START Input
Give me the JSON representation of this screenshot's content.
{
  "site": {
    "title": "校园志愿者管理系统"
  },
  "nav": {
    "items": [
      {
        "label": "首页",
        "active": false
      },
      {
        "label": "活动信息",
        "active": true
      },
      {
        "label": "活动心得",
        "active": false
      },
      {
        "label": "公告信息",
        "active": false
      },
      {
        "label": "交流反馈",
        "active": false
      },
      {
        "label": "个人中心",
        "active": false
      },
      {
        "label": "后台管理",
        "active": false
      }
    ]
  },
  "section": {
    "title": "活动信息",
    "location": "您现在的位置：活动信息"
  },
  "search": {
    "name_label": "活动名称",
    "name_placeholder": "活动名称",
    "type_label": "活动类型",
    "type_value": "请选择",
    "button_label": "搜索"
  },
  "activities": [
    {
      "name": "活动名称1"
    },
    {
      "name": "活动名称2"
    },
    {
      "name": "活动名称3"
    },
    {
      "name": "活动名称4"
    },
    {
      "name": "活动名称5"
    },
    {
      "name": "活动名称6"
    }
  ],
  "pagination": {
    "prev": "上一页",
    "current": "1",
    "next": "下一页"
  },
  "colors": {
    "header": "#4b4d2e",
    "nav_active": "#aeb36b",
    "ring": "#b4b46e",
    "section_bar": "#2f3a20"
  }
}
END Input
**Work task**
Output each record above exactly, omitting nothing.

**Written answer**
Give me the JSON representation of this screenshot's content.
{
  "site": {
    "title": "校园志愿者管理系统"
  },
  "nav": {
    "items": [
      {
        "label": "首页",
        "active": false
      },
      {
        "label": "活动信息",
        "active": true
      },
      {
        "label": "活动心得",
        "active": false
      },
      {
        "label": "公告信息",
        "active": false
      },
      {
        "label": "交流反馈",
        "active": false
      },
      {
        "label": "个人中心",
        "active": false
      },
      {
        "label": "后台管理",
        "active": false
      }
    ]
  },
  "section": {
    "title": "活动信息",
    "location": "您现在的位置：活动信息"
  },
  "search": {
    "name_label": "活动名称",
    "name_placeholder": "活动名称",
    "type_label": "活动类型",
    "type_value": "请选择",
    "button_label": "搜索"
  },
  "activities": [
    {
      "name": "活动名称1"
    },
    {
      "name": "活动名称2"
    },
    {
      "name": "活动名称3"
    },
    {
      "name": "活动名称4"
    },
    {
      "name": "活动名称5"
    },
    {
      "name": "活动名称6"
    }
  ],
  "pagination": {
    "prev": "上一页",
    "current": "1",
    "next": "下一页"
  },
  "colors": {
    "header": "#4b4d2e",
    "nav_active": "#aeb36b",
    "ring": "#b4b46e",
    "section_bar": "#2f3a20"
  }
}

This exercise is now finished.